The plans for today were simple. Head north east, go to the temple complex at Nanzen-In, walk the philosophers way up to Ginkaku-ji, then return to finish off the afternoon on some thing relaxing before going out for food.
We invested in subway/bus cards – a good investment even if just to make life easy, then set off towards Nanzen-Ji. The ride felt like it took hours. Fortunately we only had to walk about 5 minutes before hitting the start of tourist trap restaurants.

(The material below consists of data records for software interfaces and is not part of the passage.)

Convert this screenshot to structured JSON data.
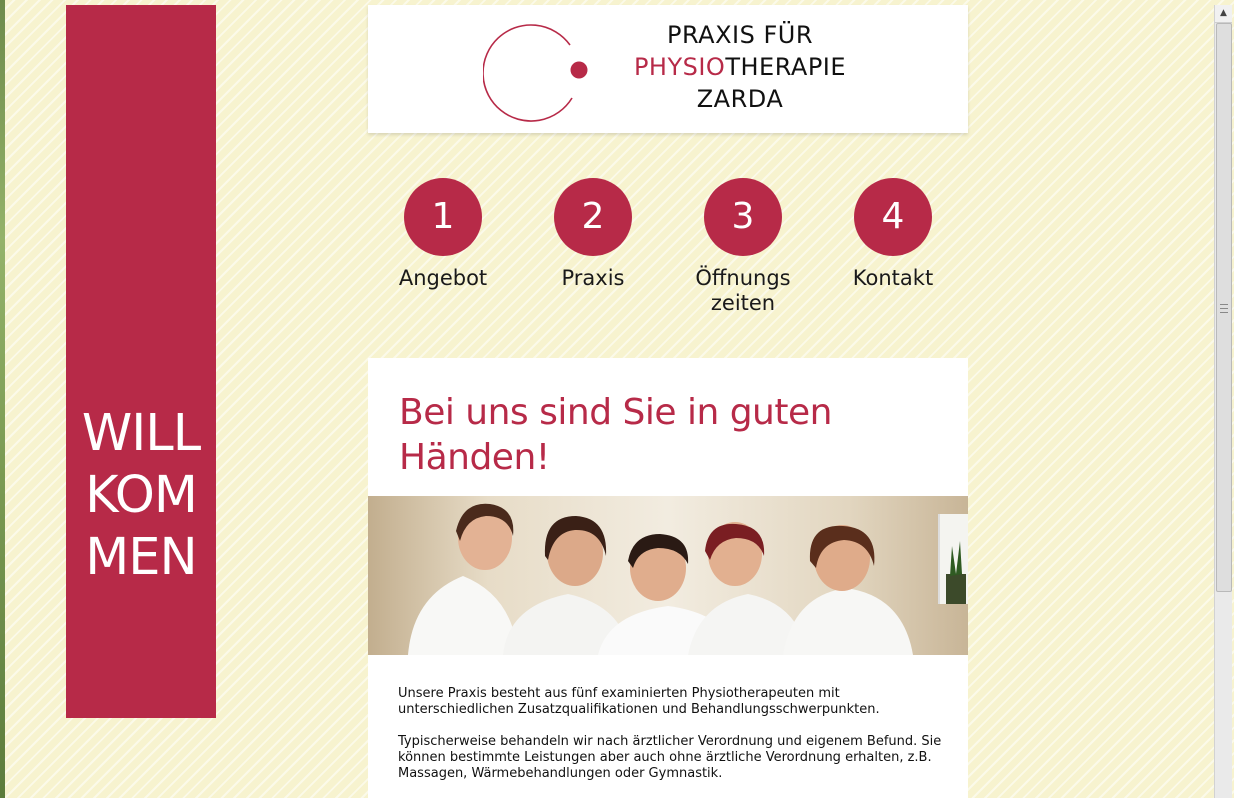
{
  "sidebar": {
    "welcome_lines": [
      "WILL",
      "KOM",
      "MEN"
    ]
  },
  "header": {
    "logo_line1": "PRAXIS FÜR",
    "logo_line2_accent": "PHYSIO",
    "logo_line2_rest": "THERAPIE",
    "logo_line3": "ZARDA"
  },
  "nav": {
    "items": [
      {
        "number": "1",
        "label_lines": [
          "Angebot"
        ]
      },
      {
        "number": "2",
        "label_lines": [
          "Praxis"
        ]
      },
      {
        "number": "3",
        "label_lines": [
          "Öffnungs",
          "zeiten"
        ]
      },
      {
        "number": "4",
        "label_lines": [
          "Kontakt"
        ]
      }
    ]
  },
  "content": {
    "headline_lines": [
      "Bei uns sind Sie in guten",
      "Händen!"
    ],
    "paragraphs": [
      "Unsere Praxis besteht aus fünf examinierten Physiotherapeuten mit unterschiedlichen Zusatzqualifikationen und Behandlungsschwerpunkten.",
      "Typischerweise behandeln wir nach ärztlicher Verordnung und eigenem Befund. Sie können bestimmte Leistungen aber auch ohne ärztliche Verordnung erhalten, z.B. Massagen, Wärmebehandlungen oder Gymnastik."
    ]
  },
  "colors": {
    "accent": "#b72a48",
    "background": "#f7f3cf"
  },
  "icons": {
    "scroll_up": "scroll-up-arrow-icon"
  }
}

Now you must understand my views on modern day buddism are clouded by my trip to the giant buddah at Lantau Island, Hong Kong. Effectively it was one big enterprise based on tourism. yesterday, while we went around Nara, my views started to change, however here we were back in temple land where the emphasis seemed to be on money being extracted from you. It appeared that anything you could go in to was being charged for. David paid ￥500 to go up the sanmon for no real view, while there were photographers and tourist bits around. The Hojo (treasure house) was actually quite good and well worth seeing (and the entry fee) (BTW mpost temples do charge admission to either the main building or the complex, but not everything), the actual Nanzen-In temple was nice, serene, but very much over-rated. The guides mentioned a little known spot of great interest (little know to anyone without a Lonely Planet guide that is), however when we went to find it, not only was it signposted, but it the path was closed with the sound of construction work up ahead.
Over all I found Nanzen-In to be dissapointing and while the Hojo was nice, it was not worth the effort getting over there.
Post an over-priced lunch we set off for the Philosophers Way, and ancient path along the canal side up to Ginkaku-Ji – the Silver Pavillion temple. Any philosophising had to make way for dodging fellow tourists, while pasisng by shops and food places. Truth be told it was actually a pleasant walk, though my left knee was playing up and starting to worry me.
What you get out of Ginkaku-Ji depends on what you were expecting. It is one of the ‘must see’ places in Kyoto. Going by history it was meant to be based on the Golden Pavilion, but the onwner died/ran out of money before it was completed. The reality is a small pond side pavillion, that is old, of dark wood, and that was about it. I actually quite liked it, I think David was more than a little dissapointed. The gardens at the temple were nice, but nothing special. I found the place was one for a relaxing atmosphere, rather than either a tourist buzz, or the feeling of seeing a mjor piece of Japanese heritage (such as at Todai-Ji).